BY Edward Pentin
Over 120,000 members of Church movements will be in Rome this weekend to celebrate the Year of Faith and the 50th anniversary of the opening of the Second Vatican Council.
Among those scheduled to speak at a welcoming ceremony in St. Peter's Square on Saturday, the vigil of Pentecost, will be Dr. Paul Bhatti, brother of Shahbaz Bhatti, Pakistan’s former Catholic minister for minorities who was gunned down by Islamic extremists in 2011.
Shahbaz Bhatti was very close to the Sant’Egidio lay community, one of the largest movements to be created after the Second Vatican Council.
A month after his death, Paul came to Rome with Shahbaz’s Bible which is now on show in a side chapel dedicated to the New Martyrs in Sant’Egidio’s church of St. Bartholomew on Tiber Island in Rome. A campaign is underway to have Bhatti canonized as a martyr for the faith.
Speaking to reporters yesterday, Archbishop Rino Fisichella, president of the Pontifical Council for Promoting the New Evangelization, said the Vatican hopes “to create a moment of encounter, of prayer, exchange, and listening” at the weekend’s events that would give strength and motivation to the new evangelization.

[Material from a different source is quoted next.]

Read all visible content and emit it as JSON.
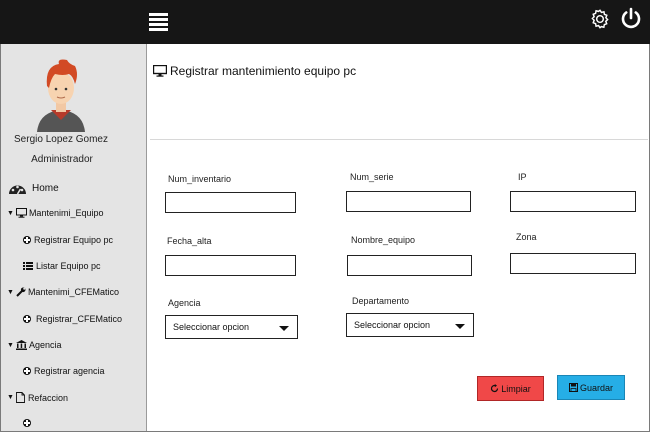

He said around 150 different ecclesial realities from all round the world are registered, “attesting to the fact that the Church's catholicity knows no boundaries.”
Under the slogan, “I Believe! Increase our Faith”, the gathering will begin with a pilgrimage for the various groups to the tomb of St. Peter throughout the morning of 18 May starting from 7:00am. Then, at 3:00pm, a welcoming ceremony with reflection, music, and testimonials will be held in St. Peter's Square.
Pope Francis will join the celebration with a moment of prayer in front of the image of the Virgin Mary Salus Populi Romani, after which Paul Bhatti will speak, along with Irish writer and editorialist John Waters, who will talk about how he rediscovered the faith after years of darkness. Representatives of the movements will then ask the Holy Father some questions, to which the Pope will give unscripted answers.
The Vatican said that among those present will also be a large number of people with various disabilities, the parents of a child killed in the earthquake in L'Aquila, Italy, and Italian politicians belonging to the Communion and Liberation movement.
The event will conclude with the celebration of Mass, presided by Pope Francis, on Sunday, 19 May, at 10:00am in St. Peter's Square.
This is only the third such meeting of all the movements to take place: the previous two meetings were held by Benedict XVI in 2006 and Blessed John Paul II in 1998.